Ergonomically, the i30 layout is right up with the best in class. All the controls and switches are logically placed and easy to use, while both the infotainment screen and instrument display are clear and informative.
In the rear, the extra space is noticeable but the i30 is still not a large car. Accommodating three adults across the back will still be a squeeze and finding enough leg room could depend on front seat positioning. Likewise, the boot space is handy at best.
Hyundai build quality has steadily improved over recent years, and this can be seen in the high-quality trim material and general attention to detail in the fit and finish, now placing it among the best of the mainstream models. Having said that, our test car did have a loose door seal rubber.

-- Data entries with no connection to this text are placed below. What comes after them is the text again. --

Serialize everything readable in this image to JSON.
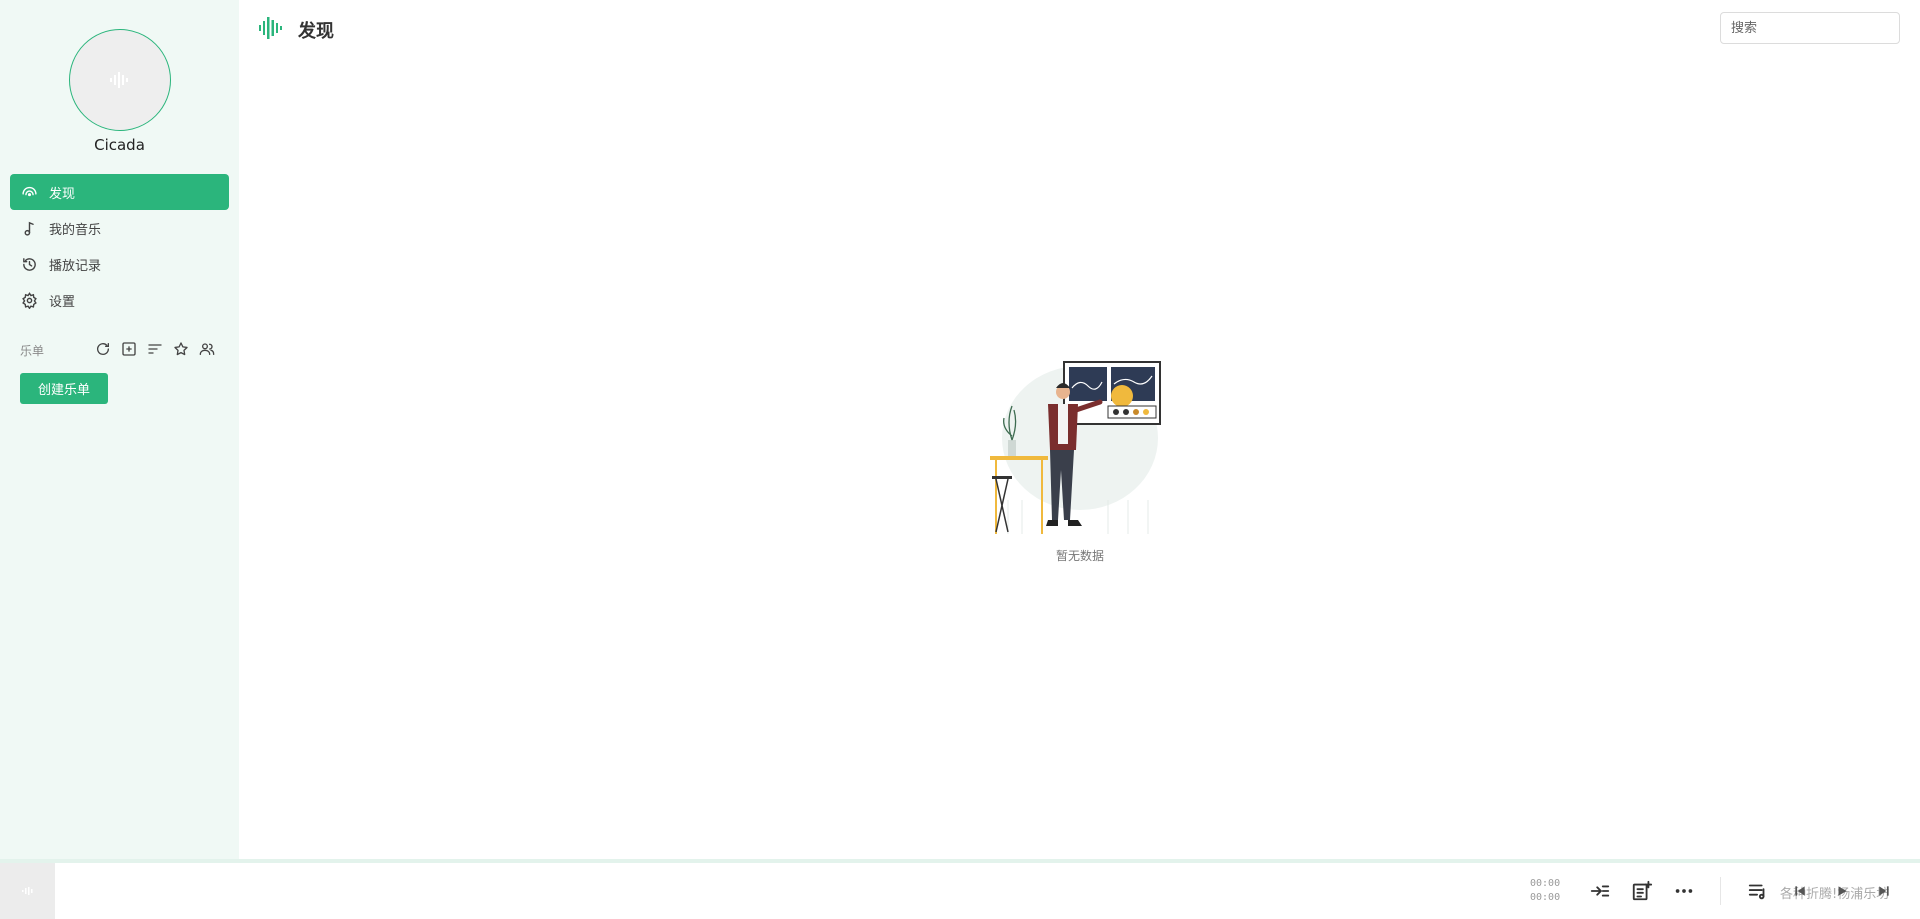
{
  "app": {
    "username": "Cicada"
  },
  "sidebar": {
    "items": [
      {
        "label": "发现",
        "icon": "discover-icon",
        "active": true
      },
      {
        "label": "我的音乐",
        "icon": "music-note-icon",
        "active": false
      },
      {
        "label": "播放记录",
        "icon": "history-icon",
        "active": false
      },
      {
        "label": "设置",
        "icon": "gear-icon",
        "active": false
      }
    ],
    "playlist_section": {
      "label": "乐单",
      "tools": [
        "refresh-icon",
        "add-box-icon",
        "sort-icon",
        "star-icon",
        "people-icon"
      ],
      "create_label": "创建乐单"
    }
  },
  "header": {
    "title": "发现",
    "icon": "soundwave-icon"
  },
  "search": {
    "placeholder": "搜索"
  },
  "main": {
    "empty_text": "暂无数据"
  },
  "player": {
    "current_time": "00:00",
    "duration": "00:00",
    "marquee_text": "各种折腾!杨浦乐坊",
    "buttons": [
      "play-mode-icon",
      "add-to-playlist-icon",
      "more-icon",
      "queue-icon",
      "previous-icon",
      "play-icon",
      "next-icon"
    ]
  },
  "colors": {
    "accent": "#2bb57c",
    "sidebar_bg": "#f0f9f5"
  }
}
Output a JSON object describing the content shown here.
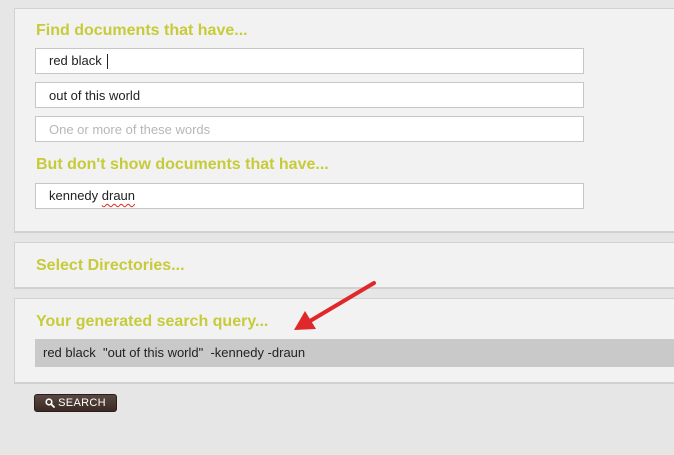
{
  "find_section": {
    "heading": "Find documents that have...",
    "all_words_value": "red black ",
    "exact_phrase_value": "out of this world",
    "any_words_placeholder": "One or more of these words",
    "any_words_value": ""
  },
  "exclude_section": {
    "heading": "But don't show documents that have...",
    "excluded_first_word": "kennedy ",
    "excluded_misspelled_word": "draun"
  },
  "directories_section": {
    "heading": "Select Directories..."
  },
  "query_section": {
    "heading": "Your generated search query...",
    "query": "red black  \"out of this world\"  -kennedy -draun"
  },
  "search_button": {
    "label": "SEARCH",
    "icon": "magnifier-icon"
  },
  "colors": {
    "heading": "#c7cb3a",
    "annotation_arrow": "#e0282a",
    "button": "#3f2e29"
  }
}
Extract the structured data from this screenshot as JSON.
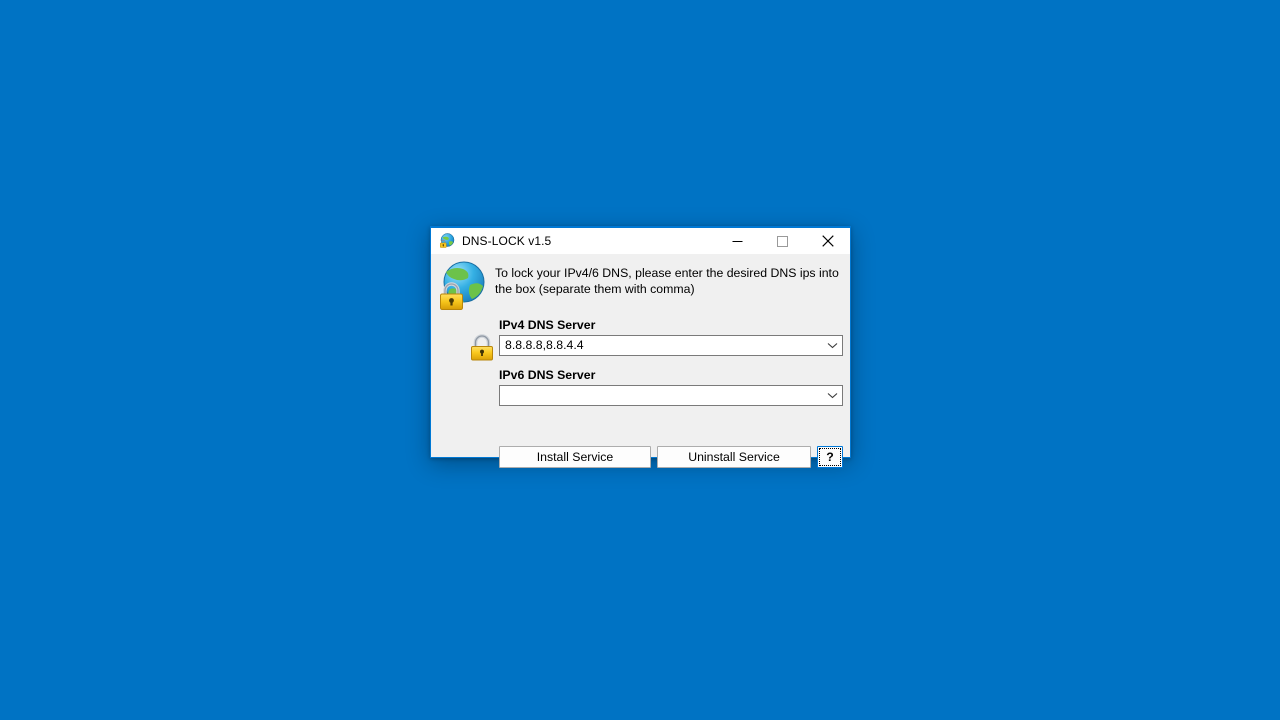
{
  "desktop": {
    "background_color": "#0073c4"
  },
  "window": {
    "title": "DNS-LOCK v1.5",
    "icon": "globe-lock-icon",
    "accent_color": "#0078d4",
    "titlebar_color": "#ffffff",
    "body_color": "#f0f0f0",
    "controls": {
      "minimize_label": "Minimize",
      "maximize_label": "Maximize",
      "close_label": "Close"
    }
  },
  "dialog": {
    "app_icon": "globe-lock-icon",
    "description": "To lock your IPv4/6 DNS, please enter the desired DNS ips into the box (separate them with comma)",
    "lock_icon": "padlock-icon",
    "fields": [
      {
        "label": "IPv4 DNS Server",
        "value": "8.8.8.8,8.8.4.4",
        "placeholder": ""
      },
      {
        "label": "IPv6 DNS Server",
        "value": "",
        "placeholder": ""
      }
    ],
    "buttons": {
      "install": "Install Service",
      "uninstall": "Uninstall Service",
      "help": "?"
    }
  }
}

An enthusiastic performance
With the 1.6-litre turbo-petrol engine producing an enthusiastic 150kW of power, the SR Premium is a mildly hot hatch that’s fun to drive.
Even more impressive, though, is driving ease in traffic, thanks to the performance flexibility provided by a broad spread of strong low to mid-torque and well-matched gearing. Maximum torque of 265Nm is reached at 1500rpm and maintained through to 4500rpm.
Hyundai's drive mode select, in the automatic and dual-clutch models, allows drivers to choose between Normal, Eco and Sports operation.
As well as displaying ample performance, our test car was also relatively economical. In a combination of city and suburban use, plus a lengthy highway run, overall consumption was a pleasing 7.9L/100km.
To match the higher engine output, the SR and SR Premium models also get bigger brakes and a more sophisticated multi-link rear suspension set-up. Having more to work with, local Hyundai engineers have done a superb job in tailoring the ride and handling to suit the sporting character of the car. It has a well-balanced feel for everyday road use with precise, appropriately weighted steering, a surefooted feel and plenty of corning grip.
All this has been achieved without compromising the ride, which is comfortably compliant yet well controlled. Coarse bitumen roads occasionally generate enough tyre noise to become noticeable in what is otherwise a quiet cabin.
In the ultra-competitive small car class, Hyundai’s i30 has always been an excellent value-for-money proposition. Now the third generation ups the ante with a greater level of technical sophistication, advanced safety features and much better driving dynamics, particularly in the sports-focused SR Premium model. It is disappointing, however, that the manual versions miss out on some of the advanced safety features.